But Harris, who’s long been entrenched in local Democratic Party politics, does have her supporters. She received 245 votes for the Allegheny County Democratic endorsement, but was beaten by Peduto’s 372.
“I see Darlene Harris as a necessary evil,” says Kerr. “I don’t agree with a lot of the things she does, but she has some very good points, too. I think it’s really important that there is a check on the mayor, and I think Darlene fills that role even if it’s in a way that isn’t ideal. As a foil in the race, I think that is important because she’s a reminder that there’s other constituents whose needs need addressed.
“People run in primaries for different reasons and it does help flesh out some of the issues. Darlene has helped keep Peduto on his toes a little bit and that’s a good thing.”
One topic that Harris and her fellow challenger Welch have shone a light on is the lack of affordable housing in the city. Both Harris and Welch have told stories throughout the campaign of residents being forced out of their neighborhoods by rising rents. It’s stories like these that Welch says inspired him to enter the race to begin with.
“The main issues in the city of Pittsburgh and this campaign to date has been around affordable housing,” Welch tells CP. “I’m excited about this race. I think people in all of our neighborhoods really need to be represented. There are people who have lived in Pittsburgh for generations and generations and they’re not really seeing how they can participate in this new Pittsburgh. We need to not forget about the other people. I represent a demographic that has been left out.”
For his part, Welch says, “I really don’t think my campaign’s been affected at all by Harris entering the race.” But he is cognizant of the complaints from those on the left about his stance on abortion and the LGBT community.
At a recent candidate forum, Welch, the dean of students at Pittsburgh Theological Seminary, said he is both pro-choice and pro-life, citing instances like sexual assault as exceptions. And Welch failed to fill out an endorsement questionnaire from the Steel City Stonewall Democrats, an LGBT organization.
“I think a lot of people have made assumptions that because I’m clergy, I’m not pro-LGBTQ, and they’ve made assumptions that because I did not fill out the questionnaire, my silence says I’m not supportive,” Welch says. “I am very much for women’s rights and I am very much for LGBTQIA rights.”
Welch says he received the Stonewall Democrats’ questionnaire too late to complete. But Kerr says such things are important for finding out where a candidate stands on the issues. (Harris didn’t complete the questionnaire either.)
“My concern is there’s a clear backlash against the LGBT community around the country and it’s really important that we hold Democrats to at least the standard of the party, and that includes a lot of the things Welch represents — anti-poverty, affordable housing — but it also includes LGBT equality as well as protecting reproductive justice and a woman’s right to choose,” Kerr says. “Bill Peduto has a stellar record on LGBT issues; he’s been an ally for a long time and he has the record to prove that.
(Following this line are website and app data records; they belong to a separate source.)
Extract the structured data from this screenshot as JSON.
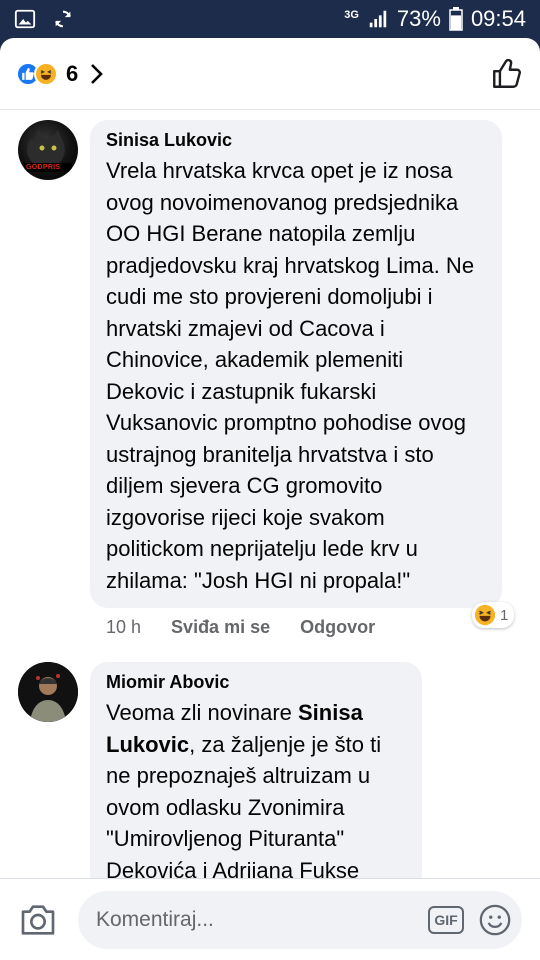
{
  "status_bar": {
    "network_type": "3G",
    "battery_percent": "73%",
    "battery_level": 0.73,
    "time": "09:54",
    "icons": [
      "gallery-icon",
      "sync-icon",
      "signal-icon",
      "battery-icon"
    ]
  },
  "reactions_header": {
    "icons": [
      "like-icon",
      "haha-icon"
    ],
    "count": "6"
  },
  "comments": [
    {
      "author": "Sinisa Lukovic",
      "avatar_text": "GODPRIS",
      "text": "Vrela hrvatska krvca opet je iz nosa ovog  novoimenovanog predsjednika OO HGI Berane natopila zemlju pradjedovsku kraj hrvatskog Lima. Ne cudi me sto provjereni domoljubi i hrvatski zmajevi od Cacova i Chinovice, akademik plemeniti Dekovic i zastupnik fukarski Vuksanovic promptno pohodise ovog ustrajnog branitelja hrvatstva i sto diljem sjevera CG gromovito izgovorise rijeci koje svakom politickom neprijatelju lede krv u zhilama: \"Josh HGI ni propala!\"",
      "time": "10 h",
      "like_label": "Sviđa mi se",
      "reply_label": "Odgovor",
      "reaction_icon": "haha-icon",
      "reaction_count": "1"
    },
    {
      "author": "Miomir Abovic",
      "text_part1": "Veoma zli novinare ",
      "mention": "Sinisa Lukovic",
      "text_part2": ", za žaljenje je što ti ne prepoznaješ altruizam u ovom odlasku Zvonimira \"Umirovljenog Pituranta\" Dekovića i Adrijana Fukse Vuksanovića u Berane, nego- u"
    }
  ],
  "composer": {
    "placeholder": "Komentiraj...",
    "gif_label": "GIF",
    "icons": [
      "camera-icon",
      "emoji-icon"
    ]
  },
  "colors": {
    "status_bar_bg": "#1d2c4a",
    "bubble_bg": "#f0f2f5",
    "like_blue": "#1877f2",
    "haha_yellow": "#f7b125",
    "meta_gray": "#65676b"
  }
}
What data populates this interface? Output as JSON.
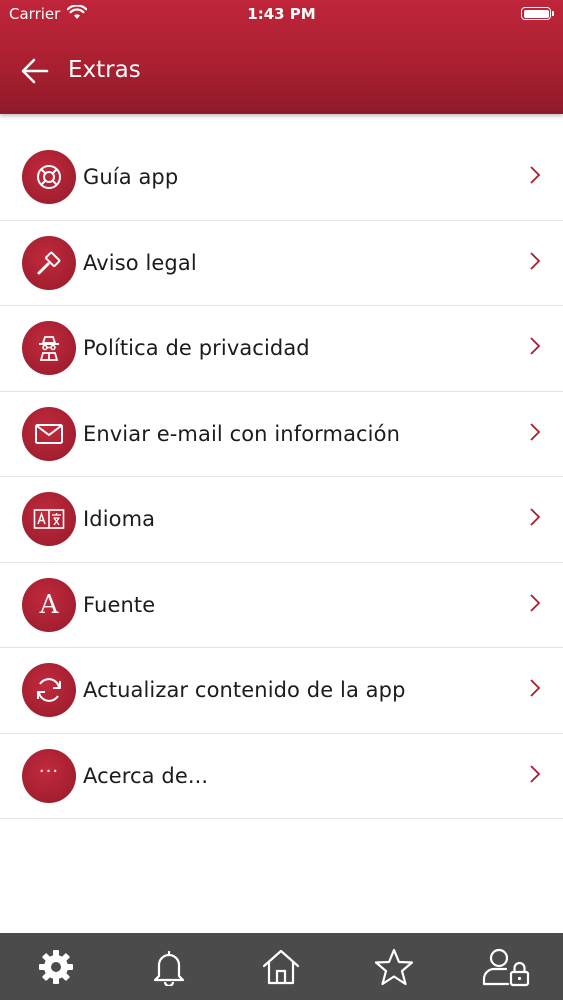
{
  "status": {
    "carrier": "Carrier",
    "time": "1:43 PM"
  },
  "header": {
    "title": "Extras"
  },
  "colors": {
    "primary": "#a81f30",
    "tabbar": "#4b4b4b",
    "chevron": "#a81f30"
  },
  "menu": [
    {
      "label": "Guía app",
      "icon": "lifebuoy-icon"
    },
    {
      "label": "Aviso legal",
      "icon": "gavel-icon"
    },
    {
      "label": "Política de privacidad",
      "icon": "spy-icon"
    },
    {
      "label": "Enviar e-mail con información",
      "icon": "envelope-icon"
    },
    {
      "label": "Idioma",
      "icon": "language-icon",
      "glyph": "A|文"
    },
    {
      "label": "Fuente",
      "icon": "font-icon",
      "glyph": "A"
    },
    {
      "label": "Actualizar contenido de la app",
      "icon": "refresh-icon"
    },
    {
      "label": "Acerca de...",
      "icon": "more-icon",
      "glyph": "···"
    }
  ],
  "tabs": [
    {
      "name": "settings",
      "icon": "gear-icon"
    },
    {
      "name": "notifications",
      "icon": "bell-icon"
    },
    {
      "name": "home",
      "icon": "home-icon"
    },
    {
      "name": "favorites",
      "icon": "star-icon"
    },
    {
      "name": "account",
      "icon": "user-lock-icon"
    }
  ]
}
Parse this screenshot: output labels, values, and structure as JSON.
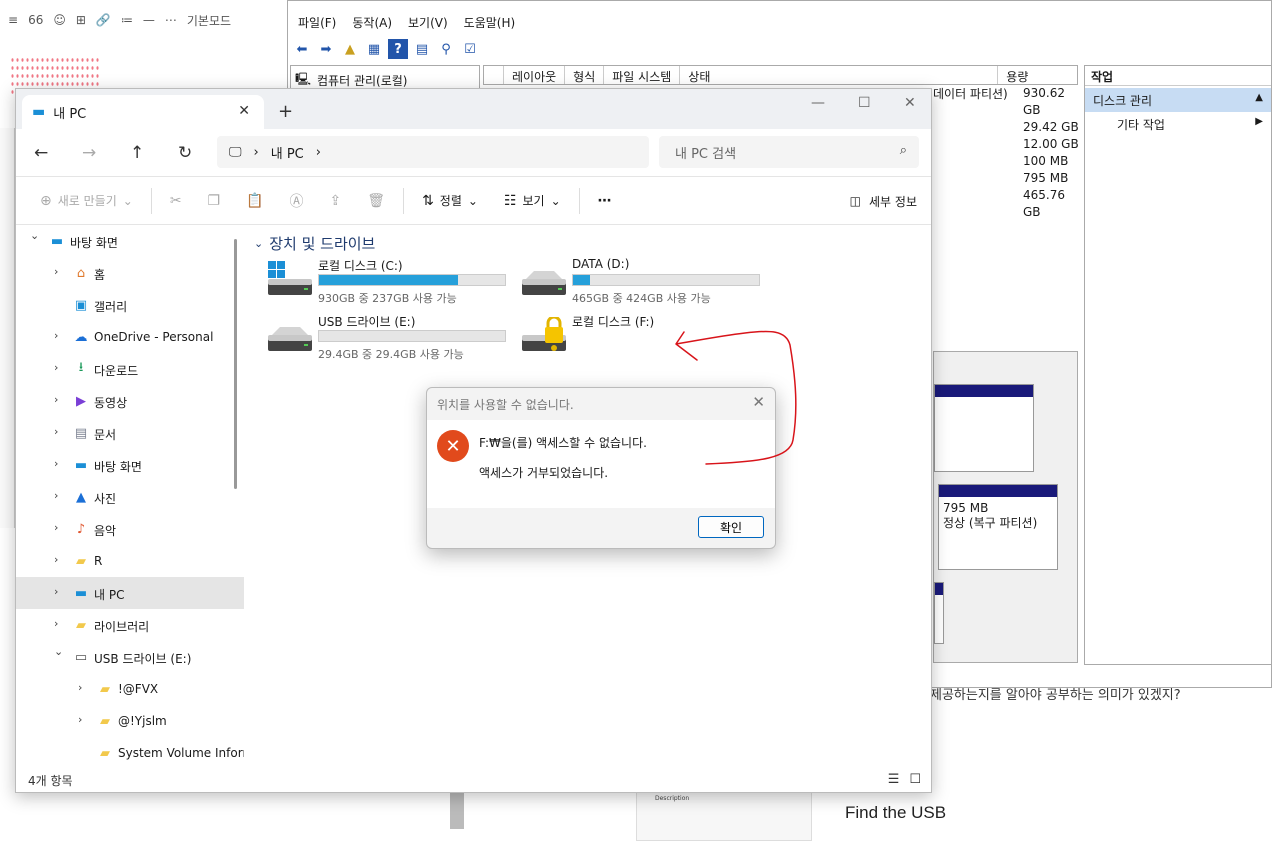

John Welch doesn’t. And that’s why these questionnaires are important. He’s never held public office.”
Even if Welch does earn support from the left, experts say it’s very difficult for a non-incumbent candidate to win a three-person race, especially someone like Welch who hasn’t ever held public office.
“The reverend seems very passionate, but he’s a dean at a seminary; he’s very far afield from the rough-and-tumble political life of big-city Democratic machines,” says Nicholas. “If you’re an incumbent, the best-case scenario is if you’re unopposed. The next best scenario is that you have multiple opponents, and that way any vote against you will go to multiple places.
“What you have here is if you don’t like Peduto for whatever reason, you have option one and option two. Now those votes are going to be split up.”
The odds are typically stacked against challengers in Pittsburgh mayoral elections, where incumbents almost always find themselves on a path to an easy victory.
“When was the last time there was a contentious primary for mayor in Pittsburgh?” Nicholas says. “So it’s not surprising that an incumbent mayor is going to roll through re-election.”
Despite the odds, Welch and his supporters say there’s still hope. Additionally, they say Welch’s message that minorities and low-income communities in the city are being left behind is an important one that will resonate with voters.
“I think there’s certainly a path for Welch to win this election,” Taylor says. “But it’s hard to get that message out there. It’s difficult for someone in Welch’s position to get the word out because he’s not as provocative. It’s unfortunate; I do think he has a message that needs heard.”